*22 We question whether one may quiet title as against the right of another as agent or otherwise to prosecute applications before the State Engineer, as appears to have been undertaken here.
The apparent purpose of this part of the judgment is to remove the applications as clouds upon appellees' title and to prevent further beclouding through prosecution of the applications.
To justify the removal of an instrument or instruments as clouds upon title the instrument sought to be removed must itself be invalid or inoperative and injuriously affect the title. Phelps v. Harris, 101 U.S. 370, 25 L. Ed. 855 (1879); Glos v. People, 259 Ill. 332, 102 N.E. 763 (1913); Hill v. 1550 Hinman Ave. Bldg. Corp., 365 Ill. 129, 6 N.E.2d 128 (1937).
The applications, in our opinion, are neither invalid nor inoperative, nor do they cast any cloud on plaintiffs' title to the real estate and consequently are not subject to being removed as clouds upon title.
It is argued by appellee that what appellant is actually trying to do is to establish a priority on unappropriated water under appellee's land, and illegally hold the right in abeyance until a feasibility report can be obtained from the U.S. Bureau of Reclamation. To support this position appellee cites § 75-5-31, N.M.S.A., 1953. Aside from any question as to whether the section has any application to underground water this Act applies only to the contemplated use of water for federal reclamation projects and, in our opinion, has no bearing on the matter presented here.
It is further argued by appellee that because appellant had filed the applications involved and asserts the right to prosecute them to completion appellee's lands have diminished in value; that such diminution warrants the judgment quieting title in appellees and against appellant. In view of our holding that appellant was legally entitled to file the applications any damage occasioned thereby to appellees is the result of the lawful exercise of a legal right and not subject to judicial remedy.

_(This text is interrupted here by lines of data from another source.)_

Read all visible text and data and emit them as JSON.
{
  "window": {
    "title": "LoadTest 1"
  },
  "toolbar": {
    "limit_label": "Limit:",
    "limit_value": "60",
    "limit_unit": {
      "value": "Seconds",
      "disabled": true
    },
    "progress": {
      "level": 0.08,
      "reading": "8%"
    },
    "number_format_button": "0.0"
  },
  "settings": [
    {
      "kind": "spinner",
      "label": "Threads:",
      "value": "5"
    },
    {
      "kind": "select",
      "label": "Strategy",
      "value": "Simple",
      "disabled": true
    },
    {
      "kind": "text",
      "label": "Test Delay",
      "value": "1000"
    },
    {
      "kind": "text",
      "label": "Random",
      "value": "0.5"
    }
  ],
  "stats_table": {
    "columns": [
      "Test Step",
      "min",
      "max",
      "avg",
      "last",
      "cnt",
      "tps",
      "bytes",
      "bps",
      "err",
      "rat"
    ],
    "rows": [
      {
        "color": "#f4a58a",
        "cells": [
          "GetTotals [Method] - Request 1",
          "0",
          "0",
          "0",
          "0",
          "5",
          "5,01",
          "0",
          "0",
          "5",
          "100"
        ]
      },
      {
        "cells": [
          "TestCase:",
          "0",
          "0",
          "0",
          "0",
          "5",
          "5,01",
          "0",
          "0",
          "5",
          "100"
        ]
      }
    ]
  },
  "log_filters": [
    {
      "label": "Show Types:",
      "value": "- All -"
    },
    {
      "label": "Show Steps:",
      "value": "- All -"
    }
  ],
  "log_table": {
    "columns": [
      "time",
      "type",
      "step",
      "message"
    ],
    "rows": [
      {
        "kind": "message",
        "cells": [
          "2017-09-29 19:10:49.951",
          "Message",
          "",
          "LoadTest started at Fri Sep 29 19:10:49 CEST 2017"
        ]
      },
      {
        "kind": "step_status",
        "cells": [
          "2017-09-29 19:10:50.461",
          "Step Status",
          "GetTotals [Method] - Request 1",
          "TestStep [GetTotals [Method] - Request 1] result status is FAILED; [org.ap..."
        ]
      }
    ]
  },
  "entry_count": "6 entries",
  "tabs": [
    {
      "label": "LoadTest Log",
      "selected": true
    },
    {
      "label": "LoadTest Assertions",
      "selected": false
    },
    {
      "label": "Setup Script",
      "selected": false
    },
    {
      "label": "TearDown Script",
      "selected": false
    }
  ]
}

Appellees further take the position that as owners of the real estate in question they have the right not to have applications filed before the State Engineer to drill wells upon their property by persons with no right, title or interest to the surface of the real estate. Appellees say: "Only if an applicant has a legal right of entry upon the real estate upon which wells are sought to be drilled may such application be prosecuted. For someone without any interest in the real estate to make an application is a constructive trespass."
We see no language in the statutes which prescribe the procedure for obtaining a permit to drill additional wells to supplement existing water rights, §§ 75-11-7 and 75-11-25, supra, intimating that ownership of land to which a point of diversion is to be changed is a condition precedent to the right to apply for authority to effect such change.
The mere filing of an application and publication of notice thereunder does not authorize the applicant to enter upon the private land of another to sink wells or construct ditches or canals. Such right clearly may not be exercised without a lawful right of entry.
The disposition of this case does not require that we determine whether appellant or its individual members can exercise the right of eminent domain and thus secure a lawful right of entry, nor need we speculate as to whether appellees will grant or deny a right of entry if the applications should be approved. Neither do we intend to express an opinion on the question of whether the applications are sufficient under §§ 75-11-7 and 75-11-25, supra, or provide any proper basis for the granting of the rights sought.
In accordance with the foregoing it is our opinion that the judgment was improperly *23 rendered. The cause is reversed with directions to vacate the judgment and dismiss the proceedings.
It is so ordered.
CHAVEZ, C.J., and MOISE, J., concur.